*RECORD SET*
------------------------------------------------------------
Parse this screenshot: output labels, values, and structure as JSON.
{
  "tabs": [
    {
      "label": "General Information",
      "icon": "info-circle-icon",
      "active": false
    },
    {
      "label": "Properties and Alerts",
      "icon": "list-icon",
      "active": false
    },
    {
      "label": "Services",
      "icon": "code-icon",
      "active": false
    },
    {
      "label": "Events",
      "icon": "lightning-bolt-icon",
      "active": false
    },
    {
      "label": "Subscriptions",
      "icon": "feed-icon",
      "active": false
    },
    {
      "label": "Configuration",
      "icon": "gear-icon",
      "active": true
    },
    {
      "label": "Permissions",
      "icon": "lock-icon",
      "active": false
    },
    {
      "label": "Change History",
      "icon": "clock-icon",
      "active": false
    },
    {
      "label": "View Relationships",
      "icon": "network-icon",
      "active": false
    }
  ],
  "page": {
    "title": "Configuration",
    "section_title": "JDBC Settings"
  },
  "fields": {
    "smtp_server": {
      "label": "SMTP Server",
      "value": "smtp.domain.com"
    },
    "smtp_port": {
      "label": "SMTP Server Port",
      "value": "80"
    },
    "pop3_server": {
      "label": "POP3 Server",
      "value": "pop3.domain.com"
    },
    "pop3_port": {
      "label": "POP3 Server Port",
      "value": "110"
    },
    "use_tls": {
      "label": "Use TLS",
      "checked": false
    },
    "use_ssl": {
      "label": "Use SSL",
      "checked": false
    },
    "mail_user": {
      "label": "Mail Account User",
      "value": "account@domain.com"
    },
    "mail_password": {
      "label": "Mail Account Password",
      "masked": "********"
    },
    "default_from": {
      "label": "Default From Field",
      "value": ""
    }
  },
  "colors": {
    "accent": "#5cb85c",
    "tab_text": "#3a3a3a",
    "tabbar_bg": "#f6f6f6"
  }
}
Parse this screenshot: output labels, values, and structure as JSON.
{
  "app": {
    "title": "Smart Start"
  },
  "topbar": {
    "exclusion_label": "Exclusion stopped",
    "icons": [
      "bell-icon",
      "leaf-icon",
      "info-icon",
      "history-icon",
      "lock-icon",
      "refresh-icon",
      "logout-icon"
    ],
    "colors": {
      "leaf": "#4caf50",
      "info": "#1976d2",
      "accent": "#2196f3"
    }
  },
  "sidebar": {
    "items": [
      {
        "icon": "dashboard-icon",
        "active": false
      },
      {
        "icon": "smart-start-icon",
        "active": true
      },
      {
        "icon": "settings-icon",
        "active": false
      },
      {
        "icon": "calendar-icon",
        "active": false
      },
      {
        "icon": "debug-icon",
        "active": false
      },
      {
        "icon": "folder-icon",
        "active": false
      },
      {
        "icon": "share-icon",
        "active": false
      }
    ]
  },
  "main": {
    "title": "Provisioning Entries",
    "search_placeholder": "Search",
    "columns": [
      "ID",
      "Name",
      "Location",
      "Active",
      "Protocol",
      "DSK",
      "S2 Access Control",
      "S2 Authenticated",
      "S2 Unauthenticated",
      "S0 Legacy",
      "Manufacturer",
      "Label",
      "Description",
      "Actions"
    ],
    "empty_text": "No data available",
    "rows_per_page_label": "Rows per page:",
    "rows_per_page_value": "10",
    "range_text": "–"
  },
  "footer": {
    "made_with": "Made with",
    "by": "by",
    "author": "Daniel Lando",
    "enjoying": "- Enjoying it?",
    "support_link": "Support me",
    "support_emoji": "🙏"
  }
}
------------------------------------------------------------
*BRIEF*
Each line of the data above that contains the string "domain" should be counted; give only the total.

*EXERCISE RESULT*
3